British Columbia’s wild salmon face a series of complex threats that a new report says requires urgent and strategic intervention.
The B.C. government appointed the Wild Salmon Advisory Council earlier this year to provide insight and guidance on protecting provincial salmon stocks, while maximizing their resource value.
The report released Thursday says while it’s difficult to pinpoint the state of salmon in the province, it’s clear that across all regions and species, overall abundance has declined since the 1950s.
The report says poor marine survival rates, changing ocean conditions, habitat loss and inadequate water quality are all taking a toll on salmon.
The council makes 14 recommendations for a made-in-B.C. strategy to protect the salmon, including restoring habitat, increasing production of juvenile salmon, supporting value-added fishing opportunities and tourism and working with Indigenous communities on harvest and conservation goals.
The release of the report coincides with the declaration of the International Year of the Salmon, and federal Fisheries Minister Jonathan Wilkinson also introduced his government’s five-year plan to help rebuild Pacific wild salmon populations and their habitats.
“Our government will continue to protect this species, which has such cultural, social and economic significance for Canadians,” Wilkinson said. “Together, we can help rebuild these stocks for the benefit of our entire ecosystem and for generations to come.”
The federal Wild Salmon Policy is a result of two years of consultations sessions across B.C. and Yukon, a government news release said.
Adam Olsen, a B.C. Green party member of the legislature and a member of the Wild Salmon Advisory Council, said the provincial report is a clear pathway to develop policies to protect wild salmon.

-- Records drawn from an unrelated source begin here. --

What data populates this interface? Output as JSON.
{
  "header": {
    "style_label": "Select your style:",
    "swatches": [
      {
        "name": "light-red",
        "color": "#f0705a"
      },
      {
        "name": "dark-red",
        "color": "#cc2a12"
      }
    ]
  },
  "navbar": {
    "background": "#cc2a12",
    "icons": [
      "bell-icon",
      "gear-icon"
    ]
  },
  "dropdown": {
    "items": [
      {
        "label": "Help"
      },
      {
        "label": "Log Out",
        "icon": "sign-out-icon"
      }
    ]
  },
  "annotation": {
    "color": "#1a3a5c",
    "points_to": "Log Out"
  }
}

“Now that we have this report, the government should act swiftly to enact policies that will lead to measurable progress.”